The records that follow are to be repeated in full, with no pictures retained.

*** Data excerpts ***

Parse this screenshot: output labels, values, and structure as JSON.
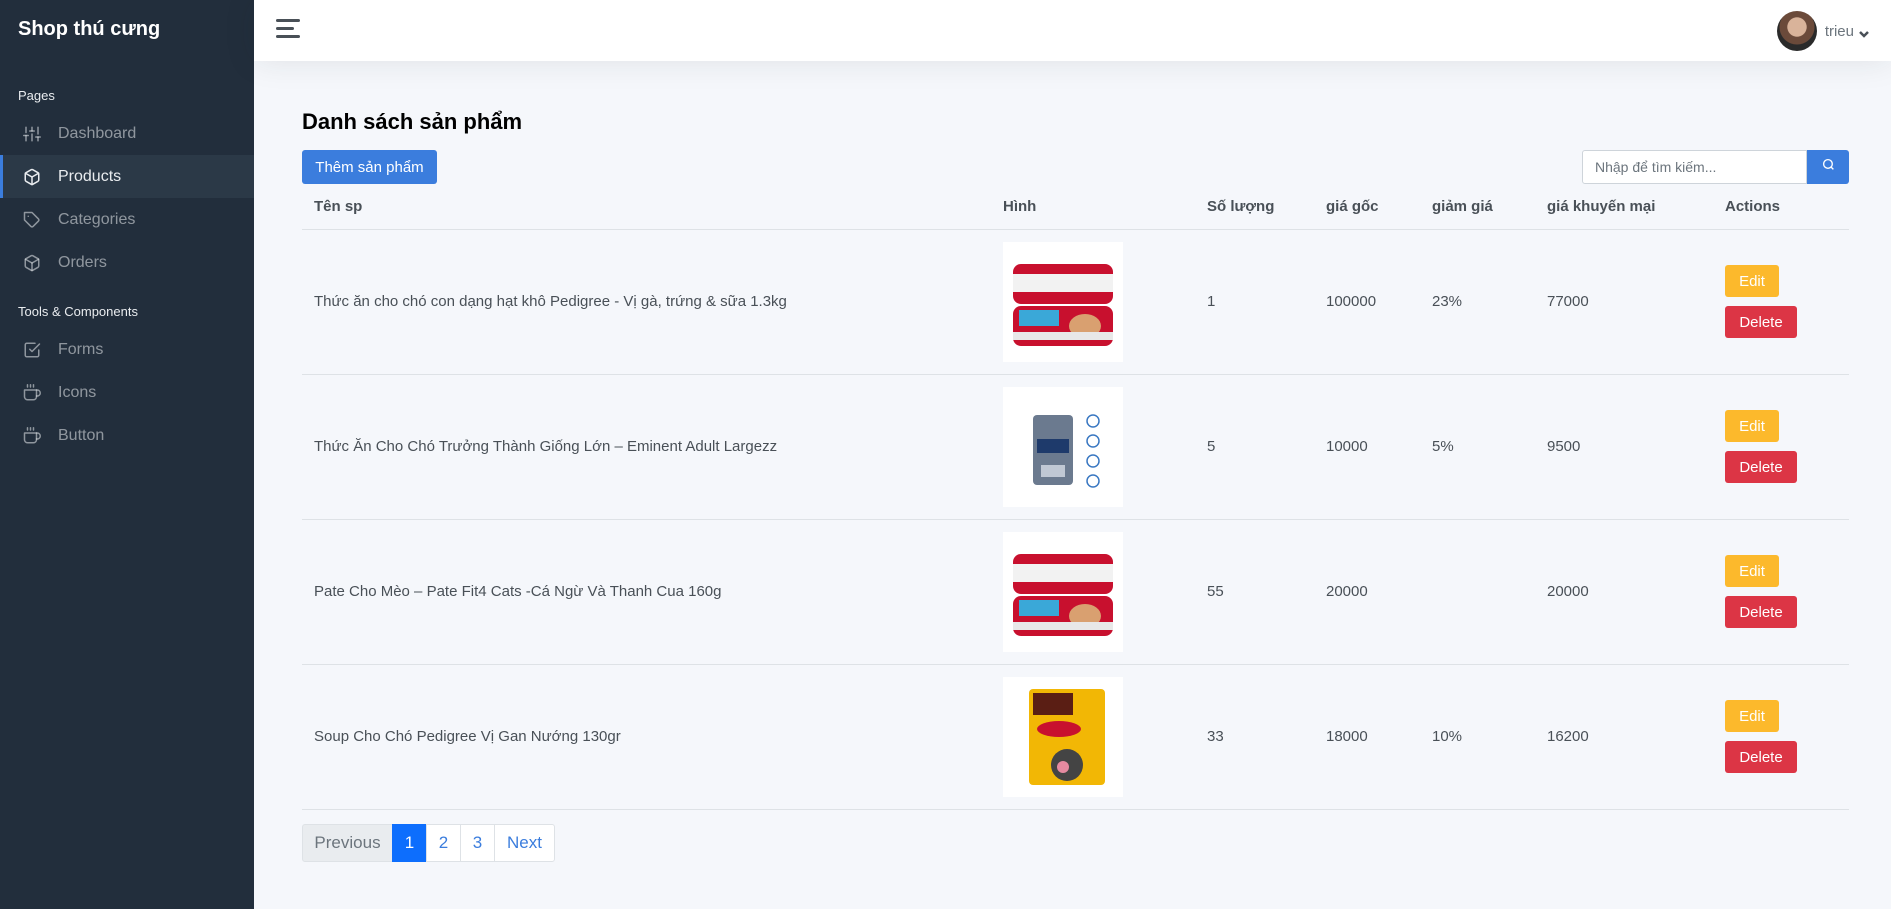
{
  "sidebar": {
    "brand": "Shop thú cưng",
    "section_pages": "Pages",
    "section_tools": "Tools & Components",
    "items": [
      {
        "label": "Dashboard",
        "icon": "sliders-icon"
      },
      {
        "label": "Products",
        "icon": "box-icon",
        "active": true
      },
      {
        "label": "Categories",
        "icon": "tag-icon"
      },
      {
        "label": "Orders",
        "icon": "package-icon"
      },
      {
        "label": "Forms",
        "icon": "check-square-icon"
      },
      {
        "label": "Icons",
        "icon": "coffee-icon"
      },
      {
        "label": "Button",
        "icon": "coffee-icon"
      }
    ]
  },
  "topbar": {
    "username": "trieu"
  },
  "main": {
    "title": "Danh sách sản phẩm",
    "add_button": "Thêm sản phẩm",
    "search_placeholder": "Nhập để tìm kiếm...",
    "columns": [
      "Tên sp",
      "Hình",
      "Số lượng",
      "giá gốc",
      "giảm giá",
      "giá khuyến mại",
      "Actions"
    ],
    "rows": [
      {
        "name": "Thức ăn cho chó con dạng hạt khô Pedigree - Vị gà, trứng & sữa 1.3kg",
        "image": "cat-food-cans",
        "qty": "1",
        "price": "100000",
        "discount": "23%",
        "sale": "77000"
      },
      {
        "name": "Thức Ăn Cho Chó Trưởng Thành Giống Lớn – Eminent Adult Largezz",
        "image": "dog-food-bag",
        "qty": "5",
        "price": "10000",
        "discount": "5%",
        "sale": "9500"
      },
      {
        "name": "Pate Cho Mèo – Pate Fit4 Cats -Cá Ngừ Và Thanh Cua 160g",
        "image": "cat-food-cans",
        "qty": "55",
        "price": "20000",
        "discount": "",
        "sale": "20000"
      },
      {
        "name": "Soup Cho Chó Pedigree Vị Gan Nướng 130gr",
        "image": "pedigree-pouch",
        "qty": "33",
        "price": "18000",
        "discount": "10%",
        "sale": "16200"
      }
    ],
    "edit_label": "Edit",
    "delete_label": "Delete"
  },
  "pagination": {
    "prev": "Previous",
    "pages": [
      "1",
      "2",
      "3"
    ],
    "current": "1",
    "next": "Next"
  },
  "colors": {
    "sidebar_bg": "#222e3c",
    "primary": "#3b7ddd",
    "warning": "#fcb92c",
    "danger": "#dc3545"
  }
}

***

■ **Your response**
Parse this screenshot: output labels, values, and structure as JSON.
{
  "sidebar": {
    "brand": "Shop thú cưng",
    "section_pages": "Pages",
    "section_tools": "Tools & Components",
    "items": [
      {
        "label": "Dashboard",
        "icon": "sliders-icon"
      },
      {
        "label": "Products",
        "icon": "box-icon",
        "active": true
      },
      {
        "label": "Categories",
        "icon": "tag-icon"
      },
      {
        "label": "Orders",
        "icon": "package-icon"
      },
      {
        "label": "Forms",
        "icon": "check-square-icon"
      },
      {
        "label": "Icons",
        "icon": "coffee-icon"
      },
      {
        "label": "Button",
        "icon": "coffee-icon"
      }
    ]
  },
  "topbar": {
    "username": "trieu"
  },
  "main": {
    "title": "Danh sách sản phẩm",
    "add_button": "Thêm sản phẩm",
    "search_placeholder": "Nhập để tìm kiếm...",
    "columns": [
      "Tên sp",
      "Hình",
      "Số lượng",
      "giá gốc",
      "giảm giá",
      "giá khuyến mại",
      "Actions"
    ],
    "rows": [
      {
        "name": "Thức ăn cho chó con dạng hạt khô Pedigree - Vị gà, trứng & sữa 1.3kg",
        "image": "cat-food-cans",
        "qty": "1",
        "price": "100000",
        "discount": "23%",
        "sale": "77000"
      },
      {
        "name": "Thức Ăn Cho Chó Trưởng Thành Giống Lớn – Eminent Adult Largezz",
        "image": "dog-food-bag",
        "qty": "5",
        "price": "10000",
        "discount": "5%",
        "sale": "9500"
      },
      {
        "name": "Pate Cho Mèo – Pate Fit4 Cats -Cá Ngừ Và Thanh Cua 160g",
        "image": "cat-food-cans",
        "qty": "55",
        "price": "20000",
        "discount": "",
        "sale": "20000"
      },
      {
        "name": "Soup Cho Chó Pedigree Vị Gan Nướng 130gr",
        "image": "pedigree-pouch",
        "qty": "33",
        "price": "18000",
        "discount": "10%",
        "sale": "16200"
      }
    ],
    "edit_label": "Edit",
    "delete_label": "Delete"
  },
  "pagination": {
    "prev": "Previous",
    "pages": [
      "1",
      "2",
      "3"
    ],
    "current": "1",
    "next": "Next"
  },
  "colors": {
    "sidebar_bg": "#222e3c",
    "primary": "#3b7ddd",
    "warning": "#fcb92c",
    "danger": "#dc3545"
  }
}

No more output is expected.